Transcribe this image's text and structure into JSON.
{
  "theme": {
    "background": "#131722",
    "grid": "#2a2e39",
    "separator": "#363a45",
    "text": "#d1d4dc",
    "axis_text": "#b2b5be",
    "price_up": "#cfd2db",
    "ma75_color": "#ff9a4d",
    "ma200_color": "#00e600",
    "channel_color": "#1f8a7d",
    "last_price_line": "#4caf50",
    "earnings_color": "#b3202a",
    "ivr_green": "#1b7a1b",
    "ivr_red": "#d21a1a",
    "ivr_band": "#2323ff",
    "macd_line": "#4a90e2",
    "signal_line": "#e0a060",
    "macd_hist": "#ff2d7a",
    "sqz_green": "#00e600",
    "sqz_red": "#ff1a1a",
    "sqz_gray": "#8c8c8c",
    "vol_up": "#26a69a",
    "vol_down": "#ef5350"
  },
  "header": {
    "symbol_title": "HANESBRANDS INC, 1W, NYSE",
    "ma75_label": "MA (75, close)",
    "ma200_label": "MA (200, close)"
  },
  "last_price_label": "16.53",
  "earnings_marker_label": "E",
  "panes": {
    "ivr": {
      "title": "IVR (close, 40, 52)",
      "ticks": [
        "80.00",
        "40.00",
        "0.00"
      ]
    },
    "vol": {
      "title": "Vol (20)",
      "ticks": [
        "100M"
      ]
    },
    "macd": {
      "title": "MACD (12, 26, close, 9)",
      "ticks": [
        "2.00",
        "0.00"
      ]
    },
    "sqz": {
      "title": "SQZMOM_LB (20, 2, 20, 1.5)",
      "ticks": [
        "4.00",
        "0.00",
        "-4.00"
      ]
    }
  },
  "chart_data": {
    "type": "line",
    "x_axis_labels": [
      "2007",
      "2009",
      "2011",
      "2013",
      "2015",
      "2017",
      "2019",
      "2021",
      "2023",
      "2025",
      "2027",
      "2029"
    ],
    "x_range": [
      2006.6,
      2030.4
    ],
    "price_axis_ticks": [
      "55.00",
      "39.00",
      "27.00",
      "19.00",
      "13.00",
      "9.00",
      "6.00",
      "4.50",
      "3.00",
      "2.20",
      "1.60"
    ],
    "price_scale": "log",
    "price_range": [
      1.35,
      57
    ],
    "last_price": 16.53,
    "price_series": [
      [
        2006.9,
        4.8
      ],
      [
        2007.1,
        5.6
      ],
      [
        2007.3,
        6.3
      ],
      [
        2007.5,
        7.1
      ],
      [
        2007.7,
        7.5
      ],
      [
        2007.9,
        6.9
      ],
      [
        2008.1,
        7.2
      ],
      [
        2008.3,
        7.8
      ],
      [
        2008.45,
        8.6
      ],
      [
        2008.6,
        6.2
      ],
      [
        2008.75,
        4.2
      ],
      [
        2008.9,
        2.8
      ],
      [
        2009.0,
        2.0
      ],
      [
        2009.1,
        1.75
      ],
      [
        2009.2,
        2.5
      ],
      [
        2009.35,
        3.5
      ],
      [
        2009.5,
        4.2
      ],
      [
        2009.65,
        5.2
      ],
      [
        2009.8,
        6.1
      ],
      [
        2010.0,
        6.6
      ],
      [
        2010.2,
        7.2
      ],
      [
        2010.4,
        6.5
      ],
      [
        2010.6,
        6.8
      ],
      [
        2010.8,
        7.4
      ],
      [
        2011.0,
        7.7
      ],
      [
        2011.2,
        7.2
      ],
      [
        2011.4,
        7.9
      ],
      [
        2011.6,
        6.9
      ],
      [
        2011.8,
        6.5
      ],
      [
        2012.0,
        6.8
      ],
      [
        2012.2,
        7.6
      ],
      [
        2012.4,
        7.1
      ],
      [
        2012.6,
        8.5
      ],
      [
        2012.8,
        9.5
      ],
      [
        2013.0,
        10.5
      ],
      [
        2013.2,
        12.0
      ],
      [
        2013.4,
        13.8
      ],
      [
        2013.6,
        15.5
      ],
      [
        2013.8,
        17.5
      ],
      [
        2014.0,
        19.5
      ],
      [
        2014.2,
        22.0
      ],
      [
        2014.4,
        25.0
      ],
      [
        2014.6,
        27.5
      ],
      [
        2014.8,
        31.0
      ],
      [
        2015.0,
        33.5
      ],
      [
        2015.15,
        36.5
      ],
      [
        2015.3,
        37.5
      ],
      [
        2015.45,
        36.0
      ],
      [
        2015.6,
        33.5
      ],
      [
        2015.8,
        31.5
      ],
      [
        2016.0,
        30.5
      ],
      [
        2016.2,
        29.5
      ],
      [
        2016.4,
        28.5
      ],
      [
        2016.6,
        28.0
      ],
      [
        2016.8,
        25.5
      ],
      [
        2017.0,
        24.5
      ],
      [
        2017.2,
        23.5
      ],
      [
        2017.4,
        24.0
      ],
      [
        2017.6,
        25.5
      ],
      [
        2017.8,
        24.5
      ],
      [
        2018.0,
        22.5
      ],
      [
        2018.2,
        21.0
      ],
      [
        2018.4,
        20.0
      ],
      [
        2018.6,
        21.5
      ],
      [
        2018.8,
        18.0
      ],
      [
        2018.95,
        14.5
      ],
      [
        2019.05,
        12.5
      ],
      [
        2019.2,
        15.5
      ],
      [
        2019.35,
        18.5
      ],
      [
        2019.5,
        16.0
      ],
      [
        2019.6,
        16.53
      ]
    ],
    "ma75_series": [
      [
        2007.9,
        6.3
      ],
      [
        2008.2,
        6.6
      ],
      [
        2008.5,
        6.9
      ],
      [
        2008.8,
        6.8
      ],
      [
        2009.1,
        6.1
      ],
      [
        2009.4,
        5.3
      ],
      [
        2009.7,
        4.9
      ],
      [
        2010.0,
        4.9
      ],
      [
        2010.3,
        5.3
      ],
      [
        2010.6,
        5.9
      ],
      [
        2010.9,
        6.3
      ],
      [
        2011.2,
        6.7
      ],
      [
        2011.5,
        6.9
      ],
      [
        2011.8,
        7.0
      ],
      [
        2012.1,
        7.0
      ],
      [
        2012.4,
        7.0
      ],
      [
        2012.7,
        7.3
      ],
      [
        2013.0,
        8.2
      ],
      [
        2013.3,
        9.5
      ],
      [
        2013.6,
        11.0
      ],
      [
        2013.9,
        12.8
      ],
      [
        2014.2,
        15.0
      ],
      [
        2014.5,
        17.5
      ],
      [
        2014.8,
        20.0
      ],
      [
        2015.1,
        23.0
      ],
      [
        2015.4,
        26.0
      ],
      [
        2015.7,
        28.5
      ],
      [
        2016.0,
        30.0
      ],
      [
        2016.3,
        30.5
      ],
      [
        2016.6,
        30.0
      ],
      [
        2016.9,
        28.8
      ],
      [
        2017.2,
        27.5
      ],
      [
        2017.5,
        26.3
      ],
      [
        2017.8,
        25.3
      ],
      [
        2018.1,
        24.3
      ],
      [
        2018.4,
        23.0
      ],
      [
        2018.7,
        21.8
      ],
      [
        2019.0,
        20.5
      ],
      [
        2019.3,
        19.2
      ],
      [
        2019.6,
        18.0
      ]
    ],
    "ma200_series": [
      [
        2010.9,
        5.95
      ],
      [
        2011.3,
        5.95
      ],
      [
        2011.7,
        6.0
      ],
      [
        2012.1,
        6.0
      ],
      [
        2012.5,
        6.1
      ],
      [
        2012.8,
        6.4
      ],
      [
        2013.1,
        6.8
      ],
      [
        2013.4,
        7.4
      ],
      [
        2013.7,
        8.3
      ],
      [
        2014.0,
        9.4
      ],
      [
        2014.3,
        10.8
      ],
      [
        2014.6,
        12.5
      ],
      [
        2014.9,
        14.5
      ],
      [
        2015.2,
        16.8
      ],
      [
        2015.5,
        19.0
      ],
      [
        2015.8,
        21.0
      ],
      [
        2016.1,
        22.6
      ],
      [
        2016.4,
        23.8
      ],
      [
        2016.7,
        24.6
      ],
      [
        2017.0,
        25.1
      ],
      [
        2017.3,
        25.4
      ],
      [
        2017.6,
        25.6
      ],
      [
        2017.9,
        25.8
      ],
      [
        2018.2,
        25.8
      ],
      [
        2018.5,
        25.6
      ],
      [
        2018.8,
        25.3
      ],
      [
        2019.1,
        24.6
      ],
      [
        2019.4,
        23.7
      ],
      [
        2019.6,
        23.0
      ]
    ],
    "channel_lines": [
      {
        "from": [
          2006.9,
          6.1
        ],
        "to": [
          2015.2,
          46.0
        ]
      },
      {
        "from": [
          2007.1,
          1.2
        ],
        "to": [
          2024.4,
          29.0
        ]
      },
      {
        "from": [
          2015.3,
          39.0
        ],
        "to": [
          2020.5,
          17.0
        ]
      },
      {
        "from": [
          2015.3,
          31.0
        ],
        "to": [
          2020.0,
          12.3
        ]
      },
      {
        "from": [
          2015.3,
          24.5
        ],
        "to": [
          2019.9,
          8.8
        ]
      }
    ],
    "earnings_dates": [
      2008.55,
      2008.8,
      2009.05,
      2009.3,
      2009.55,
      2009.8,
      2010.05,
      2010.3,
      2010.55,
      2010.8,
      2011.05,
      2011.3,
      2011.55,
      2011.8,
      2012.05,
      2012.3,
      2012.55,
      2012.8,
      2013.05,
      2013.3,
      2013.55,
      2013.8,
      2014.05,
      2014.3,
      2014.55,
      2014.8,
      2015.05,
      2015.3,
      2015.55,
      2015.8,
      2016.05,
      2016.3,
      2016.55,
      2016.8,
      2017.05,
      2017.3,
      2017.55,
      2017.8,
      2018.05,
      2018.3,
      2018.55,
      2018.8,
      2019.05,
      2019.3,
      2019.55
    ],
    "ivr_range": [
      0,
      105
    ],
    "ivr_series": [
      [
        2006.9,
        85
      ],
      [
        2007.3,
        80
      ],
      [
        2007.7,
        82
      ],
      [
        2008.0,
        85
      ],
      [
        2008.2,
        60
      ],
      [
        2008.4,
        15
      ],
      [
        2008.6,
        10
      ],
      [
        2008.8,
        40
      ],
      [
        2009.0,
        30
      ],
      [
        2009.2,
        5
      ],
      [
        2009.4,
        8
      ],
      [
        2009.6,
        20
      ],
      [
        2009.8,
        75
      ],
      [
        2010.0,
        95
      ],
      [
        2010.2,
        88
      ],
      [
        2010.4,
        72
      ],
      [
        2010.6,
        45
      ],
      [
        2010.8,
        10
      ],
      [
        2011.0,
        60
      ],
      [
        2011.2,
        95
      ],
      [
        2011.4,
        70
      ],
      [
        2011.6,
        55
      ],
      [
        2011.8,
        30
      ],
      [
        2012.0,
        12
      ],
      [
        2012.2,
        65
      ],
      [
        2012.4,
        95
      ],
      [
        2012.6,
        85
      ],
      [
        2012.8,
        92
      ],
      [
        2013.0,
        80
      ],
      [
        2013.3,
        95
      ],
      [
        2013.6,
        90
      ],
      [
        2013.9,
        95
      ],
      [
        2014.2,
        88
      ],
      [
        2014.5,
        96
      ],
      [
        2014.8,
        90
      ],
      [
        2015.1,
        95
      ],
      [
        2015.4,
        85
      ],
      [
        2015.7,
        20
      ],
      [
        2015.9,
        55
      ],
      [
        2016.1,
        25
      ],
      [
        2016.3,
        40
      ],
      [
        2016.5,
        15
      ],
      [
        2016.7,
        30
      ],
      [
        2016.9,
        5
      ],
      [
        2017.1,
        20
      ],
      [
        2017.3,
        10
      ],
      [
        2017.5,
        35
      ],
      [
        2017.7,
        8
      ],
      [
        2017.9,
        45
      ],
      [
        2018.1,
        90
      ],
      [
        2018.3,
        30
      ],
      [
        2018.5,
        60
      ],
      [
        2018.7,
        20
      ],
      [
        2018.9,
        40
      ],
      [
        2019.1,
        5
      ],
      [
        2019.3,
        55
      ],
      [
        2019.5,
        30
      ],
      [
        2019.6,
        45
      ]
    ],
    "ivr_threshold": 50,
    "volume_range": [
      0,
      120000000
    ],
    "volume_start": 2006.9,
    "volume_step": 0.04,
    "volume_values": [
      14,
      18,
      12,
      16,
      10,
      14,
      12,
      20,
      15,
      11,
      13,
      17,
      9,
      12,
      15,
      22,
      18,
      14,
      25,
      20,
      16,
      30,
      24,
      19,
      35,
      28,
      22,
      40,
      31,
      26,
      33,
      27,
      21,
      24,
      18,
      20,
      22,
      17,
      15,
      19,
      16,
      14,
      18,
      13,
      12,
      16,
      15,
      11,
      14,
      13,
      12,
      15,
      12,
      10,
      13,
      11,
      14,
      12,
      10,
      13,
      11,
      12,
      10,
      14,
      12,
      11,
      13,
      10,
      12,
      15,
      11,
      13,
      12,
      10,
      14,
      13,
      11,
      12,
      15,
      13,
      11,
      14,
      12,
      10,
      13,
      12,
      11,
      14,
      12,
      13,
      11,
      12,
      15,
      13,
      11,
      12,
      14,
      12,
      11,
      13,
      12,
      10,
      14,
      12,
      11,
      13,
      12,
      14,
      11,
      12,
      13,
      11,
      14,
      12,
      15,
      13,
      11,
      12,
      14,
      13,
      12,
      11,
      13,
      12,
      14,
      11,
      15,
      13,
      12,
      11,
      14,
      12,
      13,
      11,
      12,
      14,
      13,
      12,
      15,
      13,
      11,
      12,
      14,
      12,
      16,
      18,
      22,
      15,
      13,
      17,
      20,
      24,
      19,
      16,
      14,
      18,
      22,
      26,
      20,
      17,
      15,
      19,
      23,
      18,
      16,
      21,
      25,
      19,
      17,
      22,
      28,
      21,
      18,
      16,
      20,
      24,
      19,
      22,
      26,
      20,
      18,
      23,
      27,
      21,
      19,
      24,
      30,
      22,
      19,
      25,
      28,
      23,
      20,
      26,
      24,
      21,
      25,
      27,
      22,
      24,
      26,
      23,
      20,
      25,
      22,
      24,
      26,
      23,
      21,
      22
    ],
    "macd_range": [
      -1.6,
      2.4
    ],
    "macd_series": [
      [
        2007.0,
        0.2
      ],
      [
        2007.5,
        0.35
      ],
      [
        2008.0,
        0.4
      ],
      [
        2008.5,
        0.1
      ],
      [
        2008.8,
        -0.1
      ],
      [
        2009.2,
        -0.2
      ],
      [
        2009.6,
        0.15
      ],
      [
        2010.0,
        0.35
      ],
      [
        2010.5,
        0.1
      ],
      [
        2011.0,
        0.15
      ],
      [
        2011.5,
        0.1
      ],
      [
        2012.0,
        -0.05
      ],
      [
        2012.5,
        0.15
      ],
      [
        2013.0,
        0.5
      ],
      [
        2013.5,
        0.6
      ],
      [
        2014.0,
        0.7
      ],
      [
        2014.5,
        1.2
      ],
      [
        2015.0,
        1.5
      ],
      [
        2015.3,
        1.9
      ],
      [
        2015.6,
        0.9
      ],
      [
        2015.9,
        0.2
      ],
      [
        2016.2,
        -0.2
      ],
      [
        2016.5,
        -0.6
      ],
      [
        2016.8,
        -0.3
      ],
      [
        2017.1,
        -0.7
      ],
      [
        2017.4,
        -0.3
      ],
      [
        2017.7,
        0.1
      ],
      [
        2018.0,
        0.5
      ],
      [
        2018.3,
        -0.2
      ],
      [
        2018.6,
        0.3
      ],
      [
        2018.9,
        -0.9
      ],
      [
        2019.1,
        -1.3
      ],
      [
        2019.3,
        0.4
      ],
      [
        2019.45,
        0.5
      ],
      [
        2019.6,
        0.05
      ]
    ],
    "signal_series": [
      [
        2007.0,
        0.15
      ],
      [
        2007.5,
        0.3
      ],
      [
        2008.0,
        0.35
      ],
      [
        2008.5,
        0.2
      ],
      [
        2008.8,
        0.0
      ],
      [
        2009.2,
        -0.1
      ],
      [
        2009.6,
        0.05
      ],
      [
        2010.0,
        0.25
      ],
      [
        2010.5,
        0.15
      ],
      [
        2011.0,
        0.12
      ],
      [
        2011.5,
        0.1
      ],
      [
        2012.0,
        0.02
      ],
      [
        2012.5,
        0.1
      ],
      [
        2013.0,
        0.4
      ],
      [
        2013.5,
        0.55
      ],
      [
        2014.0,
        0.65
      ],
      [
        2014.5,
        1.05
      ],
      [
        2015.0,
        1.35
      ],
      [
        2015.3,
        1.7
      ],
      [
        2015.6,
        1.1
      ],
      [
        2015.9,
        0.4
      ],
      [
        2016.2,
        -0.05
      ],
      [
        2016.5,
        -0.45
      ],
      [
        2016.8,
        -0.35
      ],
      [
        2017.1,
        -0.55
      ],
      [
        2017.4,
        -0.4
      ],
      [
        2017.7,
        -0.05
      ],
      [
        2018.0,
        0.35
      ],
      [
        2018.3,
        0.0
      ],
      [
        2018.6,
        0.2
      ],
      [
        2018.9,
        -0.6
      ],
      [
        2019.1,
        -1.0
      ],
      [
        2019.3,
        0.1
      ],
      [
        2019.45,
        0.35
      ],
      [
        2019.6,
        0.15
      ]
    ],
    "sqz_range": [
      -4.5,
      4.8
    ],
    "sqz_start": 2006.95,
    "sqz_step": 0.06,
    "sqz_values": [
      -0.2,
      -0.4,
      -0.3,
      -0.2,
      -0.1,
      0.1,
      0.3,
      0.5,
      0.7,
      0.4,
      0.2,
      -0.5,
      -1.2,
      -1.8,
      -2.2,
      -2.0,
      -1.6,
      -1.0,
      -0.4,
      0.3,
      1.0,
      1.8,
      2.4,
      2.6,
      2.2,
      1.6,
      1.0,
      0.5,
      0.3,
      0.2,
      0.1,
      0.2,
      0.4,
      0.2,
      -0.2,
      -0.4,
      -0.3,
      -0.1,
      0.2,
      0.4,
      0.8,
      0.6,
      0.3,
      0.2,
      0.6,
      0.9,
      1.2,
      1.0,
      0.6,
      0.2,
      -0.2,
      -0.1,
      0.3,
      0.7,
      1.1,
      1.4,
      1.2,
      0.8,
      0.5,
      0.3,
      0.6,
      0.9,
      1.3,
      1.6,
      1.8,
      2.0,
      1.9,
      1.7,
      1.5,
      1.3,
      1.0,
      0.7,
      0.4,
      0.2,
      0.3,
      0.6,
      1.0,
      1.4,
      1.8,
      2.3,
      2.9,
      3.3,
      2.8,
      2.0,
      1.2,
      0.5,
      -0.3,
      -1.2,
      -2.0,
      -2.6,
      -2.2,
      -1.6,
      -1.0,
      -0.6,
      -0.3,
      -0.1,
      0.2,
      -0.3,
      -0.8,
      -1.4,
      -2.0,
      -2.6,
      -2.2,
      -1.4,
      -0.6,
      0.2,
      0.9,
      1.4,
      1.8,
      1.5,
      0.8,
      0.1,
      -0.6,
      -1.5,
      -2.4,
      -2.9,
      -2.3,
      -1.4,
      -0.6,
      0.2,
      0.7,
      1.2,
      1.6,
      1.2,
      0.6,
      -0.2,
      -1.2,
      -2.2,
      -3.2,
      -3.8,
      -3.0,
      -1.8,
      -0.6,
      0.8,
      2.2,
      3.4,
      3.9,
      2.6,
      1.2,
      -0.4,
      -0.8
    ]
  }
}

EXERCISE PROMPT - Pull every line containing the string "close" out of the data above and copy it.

COMPLETED EXERCISE -
    "ma75_label": "MA (75, close)",
    "ma200_label": "MA (200, close)"
      "title": "IVR (close, 40, 52)",
      "title": "MACD (12, 26, close, 9)",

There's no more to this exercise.